__Directions__
Every line in the data below that has the word "Kötegelt" should be returned.

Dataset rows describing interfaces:

↓

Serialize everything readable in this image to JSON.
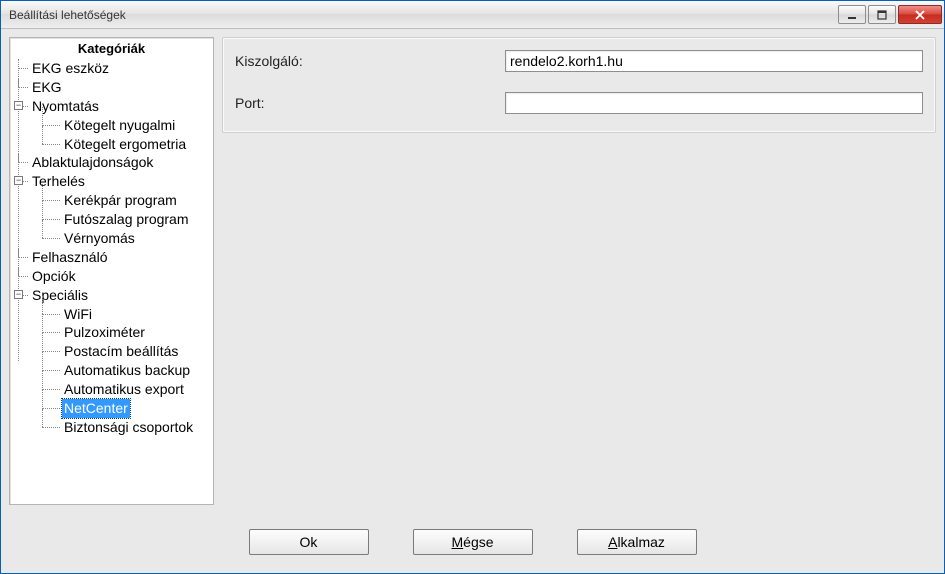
{
  "window": {
    "title": "Beállítási lehetőségek"
  },
  "sidebar": {
    "header": "Kategóriák",
    "items": {
      "ekg_eszkoz": "EKG eszköz",
      "ekg": "EKG",
      "nyomtatas": "Nyomtatás",
      "kotegelt_nyugalmi": "Kötegelt nyugalmi",
      "kotegelt_ergometria": "Kötegelt ergometria",
      "ablaktulajdonsagok": "Ablaktulajdonságok",
      "terheles": "Terhelés",
      "kerekpar_program": "Kerékpár program",
      "futoszalag_program": "Futószalag program",
      "vernyomas": "Vérnyomás",
      "felhasznalo": "Felhasználó",
      "opciok": "Opciók",
      "specialis": "Speciális",
      "wifi": "WiFi",
      "pulzoximeter": "Pulzoximéter",
      "postacim_beallitas": "Postacím beállítás",
      "automatikus_backup": "Automatikus backup",
      "automatikus_export": "Automatikus export",
      "netcenter": "NetCenter",
      "biztonsagi_csoportok": "Biztonsági csoportok"
    }
  },
  "form": {
    "server_label": "Kiszolgáló:",
    "server_value": "rendelo2.korh1.hu",
    "port_label": "Port:",
    "port_value": ""
  },
  "buttons": {
    "ok": "Ok",
    "cancel_prefix": "",
    "cancel_mn": "M",
    "cancel_suffix": "égse",
    "apply_prefix": "",
    "apply_mn": "A",
    "apply_suffix": "lkalmaz"
  },
  "expander_minus": "−"
}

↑

__Response to this exercise__
      "kotegelt_nyugalmi": "Kötegelt nyugalmi",
      "kotegelt_ergometria": "Kötegelt ergometria",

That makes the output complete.